The protest in Liberia is a major blow to the image of President George M. Weah whose popularity is fading quickly over his inability to address grinding poverty and economic issues since coming to power nearly one and half years ago. President Weah recently announced a series of economic policy initiatives to address concerns of citizens but they appear not to regain the confidence of citizens who are demanding immediate relief.

The protest is an embarrassment to the Administration, which, in the past, has boasted of massive support especially from the poor.

In anticipation of Friday’s protest, western embassies in the Liberian capital have advised their nationals to adopt a low profile and be alert.

Speeches are being made by protest organizers on Capitol Hill as thousands of citizens watch and listen.

By Our Correspondent in Monrovia

West African Journal Magazine

 

Published by

West African Journal Magazine

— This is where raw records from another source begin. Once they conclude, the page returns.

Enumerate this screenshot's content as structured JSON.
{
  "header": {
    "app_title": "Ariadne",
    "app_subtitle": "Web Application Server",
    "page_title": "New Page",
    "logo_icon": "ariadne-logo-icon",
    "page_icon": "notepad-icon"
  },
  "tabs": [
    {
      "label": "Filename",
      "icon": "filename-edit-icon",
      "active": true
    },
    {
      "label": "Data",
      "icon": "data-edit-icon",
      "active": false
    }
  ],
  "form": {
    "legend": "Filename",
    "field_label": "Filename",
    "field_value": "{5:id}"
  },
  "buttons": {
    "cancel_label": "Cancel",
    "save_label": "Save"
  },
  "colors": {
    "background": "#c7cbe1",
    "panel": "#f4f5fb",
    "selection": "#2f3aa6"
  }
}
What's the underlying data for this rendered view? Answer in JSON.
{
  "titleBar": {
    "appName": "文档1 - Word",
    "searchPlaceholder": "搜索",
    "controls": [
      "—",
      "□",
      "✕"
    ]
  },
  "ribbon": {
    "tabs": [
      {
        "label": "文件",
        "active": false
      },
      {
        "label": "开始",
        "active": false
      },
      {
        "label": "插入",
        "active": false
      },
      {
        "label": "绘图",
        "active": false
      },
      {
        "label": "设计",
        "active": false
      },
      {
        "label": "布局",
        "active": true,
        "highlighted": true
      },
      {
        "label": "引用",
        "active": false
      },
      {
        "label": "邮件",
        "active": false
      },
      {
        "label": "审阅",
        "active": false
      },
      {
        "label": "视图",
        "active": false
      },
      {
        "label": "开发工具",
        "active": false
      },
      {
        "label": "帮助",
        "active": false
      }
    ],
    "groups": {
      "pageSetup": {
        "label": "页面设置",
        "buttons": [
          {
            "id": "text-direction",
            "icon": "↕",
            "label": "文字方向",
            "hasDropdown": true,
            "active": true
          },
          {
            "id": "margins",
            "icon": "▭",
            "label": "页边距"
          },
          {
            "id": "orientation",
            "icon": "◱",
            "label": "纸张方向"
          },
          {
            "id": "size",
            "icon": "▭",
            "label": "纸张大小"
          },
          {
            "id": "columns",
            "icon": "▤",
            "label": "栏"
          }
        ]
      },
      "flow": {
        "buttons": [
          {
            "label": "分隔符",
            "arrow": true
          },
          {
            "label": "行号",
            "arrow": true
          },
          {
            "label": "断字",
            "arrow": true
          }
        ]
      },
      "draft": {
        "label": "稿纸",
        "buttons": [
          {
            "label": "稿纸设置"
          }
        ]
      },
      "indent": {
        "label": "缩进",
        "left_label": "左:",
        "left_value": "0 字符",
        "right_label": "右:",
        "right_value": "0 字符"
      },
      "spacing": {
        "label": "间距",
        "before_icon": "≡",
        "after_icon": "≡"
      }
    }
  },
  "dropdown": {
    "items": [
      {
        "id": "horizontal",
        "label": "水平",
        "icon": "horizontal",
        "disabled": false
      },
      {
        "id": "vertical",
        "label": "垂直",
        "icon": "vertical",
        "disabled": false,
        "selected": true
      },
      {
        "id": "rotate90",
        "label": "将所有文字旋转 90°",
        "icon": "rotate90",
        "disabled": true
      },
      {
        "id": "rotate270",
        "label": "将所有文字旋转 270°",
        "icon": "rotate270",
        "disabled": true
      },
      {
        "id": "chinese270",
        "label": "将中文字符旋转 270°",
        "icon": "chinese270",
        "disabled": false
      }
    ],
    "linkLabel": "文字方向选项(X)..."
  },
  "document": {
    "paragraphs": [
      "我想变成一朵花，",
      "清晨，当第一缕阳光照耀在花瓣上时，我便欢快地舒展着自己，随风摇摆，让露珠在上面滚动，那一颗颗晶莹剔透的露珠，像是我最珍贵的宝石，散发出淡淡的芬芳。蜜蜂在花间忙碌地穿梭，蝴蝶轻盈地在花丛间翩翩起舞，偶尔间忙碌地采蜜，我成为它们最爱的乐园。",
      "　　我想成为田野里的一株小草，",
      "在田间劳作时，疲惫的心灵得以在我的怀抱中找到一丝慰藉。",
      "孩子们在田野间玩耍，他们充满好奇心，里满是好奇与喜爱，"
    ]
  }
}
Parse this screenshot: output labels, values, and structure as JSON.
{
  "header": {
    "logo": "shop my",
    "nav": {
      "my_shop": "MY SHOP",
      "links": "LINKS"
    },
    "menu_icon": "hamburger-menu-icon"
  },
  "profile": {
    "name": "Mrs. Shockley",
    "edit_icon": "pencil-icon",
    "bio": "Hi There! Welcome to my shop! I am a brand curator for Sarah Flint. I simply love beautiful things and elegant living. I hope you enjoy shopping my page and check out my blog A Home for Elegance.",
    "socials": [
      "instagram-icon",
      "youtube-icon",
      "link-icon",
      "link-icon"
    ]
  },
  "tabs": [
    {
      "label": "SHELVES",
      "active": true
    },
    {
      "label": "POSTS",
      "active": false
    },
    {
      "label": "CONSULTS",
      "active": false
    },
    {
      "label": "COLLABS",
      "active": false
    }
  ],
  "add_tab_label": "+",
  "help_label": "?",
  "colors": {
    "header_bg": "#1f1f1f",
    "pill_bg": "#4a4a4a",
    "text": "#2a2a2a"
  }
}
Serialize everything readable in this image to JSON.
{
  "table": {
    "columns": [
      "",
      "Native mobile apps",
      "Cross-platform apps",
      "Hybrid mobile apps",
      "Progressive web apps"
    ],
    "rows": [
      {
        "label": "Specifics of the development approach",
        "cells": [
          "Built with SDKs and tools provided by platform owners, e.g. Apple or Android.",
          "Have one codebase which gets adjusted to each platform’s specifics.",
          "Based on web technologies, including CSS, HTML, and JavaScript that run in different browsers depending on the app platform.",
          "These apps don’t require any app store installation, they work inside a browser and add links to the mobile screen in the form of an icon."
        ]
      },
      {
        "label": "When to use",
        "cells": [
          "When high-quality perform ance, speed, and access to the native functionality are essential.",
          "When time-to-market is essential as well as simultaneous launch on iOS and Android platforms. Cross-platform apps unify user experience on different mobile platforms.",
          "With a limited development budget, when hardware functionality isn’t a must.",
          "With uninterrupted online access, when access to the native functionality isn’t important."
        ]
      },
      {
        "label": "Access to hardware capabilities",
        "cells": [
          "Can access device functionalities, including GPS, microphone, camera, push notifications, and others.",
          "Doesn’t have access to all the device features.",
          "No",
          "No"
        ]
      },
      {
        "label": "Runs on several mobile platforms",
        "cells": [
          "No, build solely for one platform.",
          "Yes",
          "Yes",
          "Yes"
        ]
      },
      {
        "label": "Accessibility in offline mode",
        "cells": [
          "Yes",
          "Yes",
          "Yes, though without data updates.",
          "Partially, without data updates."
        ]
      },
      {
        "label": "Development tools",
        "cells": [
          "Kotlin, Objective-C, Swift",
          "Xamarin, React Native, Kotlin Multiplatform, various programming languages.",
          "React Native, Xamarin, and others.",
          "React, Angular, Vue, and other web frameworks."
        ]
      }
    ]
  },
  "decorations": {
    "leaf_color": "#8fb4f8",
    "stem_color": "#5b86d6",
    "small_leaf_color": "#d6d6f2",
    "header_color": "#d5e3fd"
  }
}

The West African Journal was a major magazine publication in the United States with a focus on the Mano River region and West Africa sub-region during the civil crises in Liberia and neighboring countries during the decades of the 1990s. This was the period when many citizens and others in the sub-region were fleeing their homeland due to conflicts, and the magazine was a reliable source of information covering developments in the region and in the Diaspora.  However, the magazine suspended publication several years ago but is now back. It is, therefore, delightful that The West African Journal has been reactivated. The print edition of the magazine, to be published monthly and distributed in the United States, West Africa, and other parts of the world, will provide analysis of the major events of the period under review. Due to challenges relating to availability of reading materials in the sub-region, a few hundred copies of every edition of the magazine will be distributed free of charge to libraries and reading rooms at schools and institutions of higher learning in the sub-West Africa sub-region. The Journal covers government/politics, economics/international trade/investment and partnerships, women's issues, showcase of tourism and historic attractions in West Africa in particular, and Africa in general, as well as cover the Diaspora, entrepreneurship, among others. The Journal also taps into growing interest in the Unites States regarding resource-rich Africa as the next frontier for global economic progress amid an increasing global competition for access to the continent’s abundant natural resources. The magazine will regularly cover bilateral and multilateral partnerships between the US/multinational agencies and Africa/individual African countries. More importantly, in considering the danger of Climate Change and Global Warming, The Journal serves as a strong and unrelenting advocate to create international awareness regarding Climate Change, especially how West African countries and the African Continent as a whole are being negatively impacted. Through its environmental coverage, The Journal promotes education and awareness for people to be empowered. Our experienced team of editors, reporters and feature writers are excited to bring the stories that impact politics, finance, economy, arts, health, education, climate change, women and youth issues in Africa today. Contact The West African Journal is registered and published in Washington, D.C., U.S.A. Plans are underway to open a bureau office in Liberia, from which operations in other West African countries will be coordinated. Our journalists, who bring decades of high engagement of news and reportage, include former BBC veteran correspondent Isaac D.E. Bantu, former Daily Observer Features Editor and publisher of the West African Journal Joe S. Kappia, and Pana Press Editor Tepitapia K. Sannah, and respected Photo journalist and editor Gregory Stemn. These experienced and internationally-respected journalists ensure a high standard of professional journalism. Information and inquiries for The West African Journal should be directed to the following: Editor-in-Chief; Email: WestAfricanJournalMagazine@gmail.com Isaac D.E. Bantu: Publishing Partner; Email: WestAfricanJournalMagazine@gmail.com Mailing Address: P.O. Box 55053, Washington, D.C. 20040-5053 USA Thank you. Managing Editor